Another of Korea's unique snow resorts, High 1, is nestled in a vast valley about two hours' drive from Pyeongchang and about the same distance from Seoul.
All of High 1 resort's runs are named for Greek gods unlike anywhere else I have found, the lift pass system allows the day to be divided into blocks of between four and a half and eight and a half hours, with passes starting at about $57.
If you want a sleep in you can hit the slopes at 10am and leave at the perfectly respectable time of 2.30pm. If you feel nocturnal, for less than $40, a night pass will give you three hours from 8.30pm to 11.30pm.
High 1 has two gondolas running the length of each side, another connecting the base facilities and six chairlifts connecting upwards from the valley floor.
Although the majority of runs are advanced, there are slopes for every level of rider including a generous beginners run of more than four kilometres. The learner and intermediate slopes give wide, safe access to most of the valley.
Try the Top of the Top revolving restaurant at the highest point of the Mountain Gondola, where a set course lunch costs $35 and local ingredients are used to make delicious food.

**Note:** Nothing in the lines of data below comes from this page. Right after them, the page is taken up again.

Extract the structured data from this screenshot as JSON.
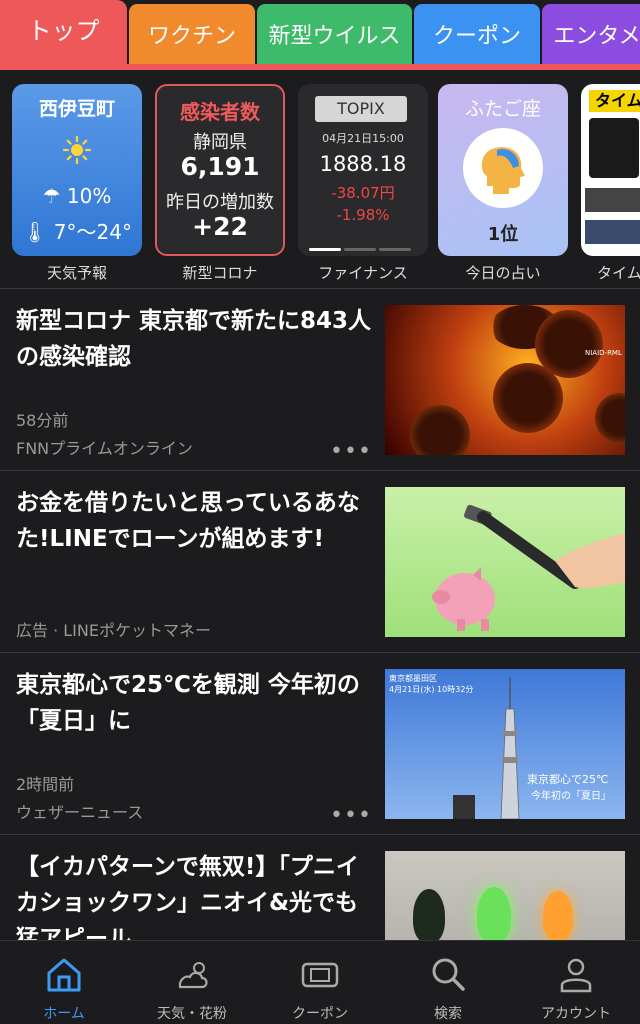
{
  "tabs": [
    {
      "label": "トップ",
      "color": "#ef5858"
    },
    {
      "label": "ワクチン",
      "color": "#f08a2c"
    },
    {
      "label": "新型ウイルス",
      "color": "#3dbb6a"
    },
    {
      "label": "クーポン",
      "color": "#3c92f0"
    },
    {
      "label": "エンタメ",
      "color": "#8c4ce0"
    }
  ],
  "cards": {
    "weather": {
      "place": "西伊豆町",
      "icon": "sun-icon",
      "rain": "☂ 10%",
      "temp": "🌡 7°〜24°",
      "caption": "天気予報"
    },
    "covid": {
      "title": "感染者数",
      "pref": "静岡県",
      "count": "6,191",
      "label": "昨日の増加数",
      "increase": "+22",
      "caption": "新型コロナ"
    },
    "finance": {
      "badge": "TOPIX",
      "date": "04月21日15:00",
      "price": "1888.18",
      "change": "-38.07円",
      "pct": "-1.98%",
      "caption": "ファイナンス"
    },
    "fortune": {
      "sign": "ふたご座",
      "icon": "head-icon",
      "rank": "1位",
      "caption": "今日の占い"
    },
    "ad": {
      "logo": "タイム",
      "caption": "タイム"
    }
  },
  "news": [
    {
      "title": "新型コロナ 東京都で新たに843人の感染確認",
      "time": "58分前",
      "source": "FNNプライムオンライン",
      "thumb_text": "NIAID-RML"
    },
    {
      "title": "お金を借りたいと思っているあなた!LINEでローンが組めます!",
      "time": "",
      "source": "広告 · LINEポケットマネー"
    },
    {
      "title": "東京都心で25℃を観測 今年初の「夏日」に",
      "time": "2時間前",
      "source": "ウェザーニュース",
      "thumb_caption_top": "東京都墨田区",
      "thumb_caption_date": "4月21日(水) 10時32分",
      "thumb_caption_main": "東京都心で25℃",
      "thumb_caption_sub": "今年初の「夏日」"
    },
    {
      "title": "【イカパターンで無双!】「プニイカショックワン」ニオイ&光でも猛アピール",
      "time": "",
      "source": ""
    }
  ],
  "more_label": "•••",
  "bottom_nav": [
    {
      "label": "ホーム",
      "icon": "home-icon"
    },
    {
      "label": "天気・花粉",
      "icon": "weather-icon"
    },
    {
      "label": "クーポン",
      "icon": "coupon-icon"
    },
    {
      "label": "検索",
      "icon": "search-icon"
    },
    {
      "label": "アカウント",
      "icon": "account-icon"
    }
  ]
}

The most prominent hostelry in the area is the palatial Kangwonland Hotel known for its casino. This is the only casino in South Korea that locals are allowed to visit and they flock here.
At High 1, as with all resorts in Korea, you don't need to bring any gear with you. Excellent clothing as well as quality skis, boards and boots can be hired.
Oh, and, byway of explanation for that earlier happy moment on the mountain at 700 metres - according to the Koreans, being at 700 metres above sea level is the perfect height at which people feel at their absolute peak.
And in South Korea, unlike back in Australia, there is plenty of snow at this height. It is the reason you'll see so many "700 Happy" signs.
The writer was a guest of the Korea Tourism Organisation.
FIVE OTHER SURPRISING PLACES TO SKI IN THE WORLD
KASHMIR, INDIA Less than 60 kilometres from the Kashmir capital of Srinagar, Gulmarg is considered the best place to ski in the Himalayas.
CHACALTAYA GLACIER, BOLIVIA At almost 5500 metres above sea level, Bolivia's only snow resort is the highest ski lift-served area in the world.
MZAAR, LEBANON You can ski and look at the sea at the same time. Mzaar is a little more than an hour from Beirut on the slopes of Mount Lebanon.
AFRI-SKI, LESOTHO This small resort in the Maluti mountains, near the border of South Africa, is best loved for the views down to the vast African landscape 3000 metres below.
TROODOS, CYPRUS Troodos has four ski lifts that are cranked up when the slopes of Mt Olympus get fresh snow during winter. GETTING THERE
Korean Air has daily flights from Sydney to Seoul. koreanair.com. For the main part of the season the resorts run a return shuttle bus from Seoul, with a round trip costing about $29.
SKIING THERE Book ski holidays to South Korea via the official Visit Korea website, visitkorea.or.kr.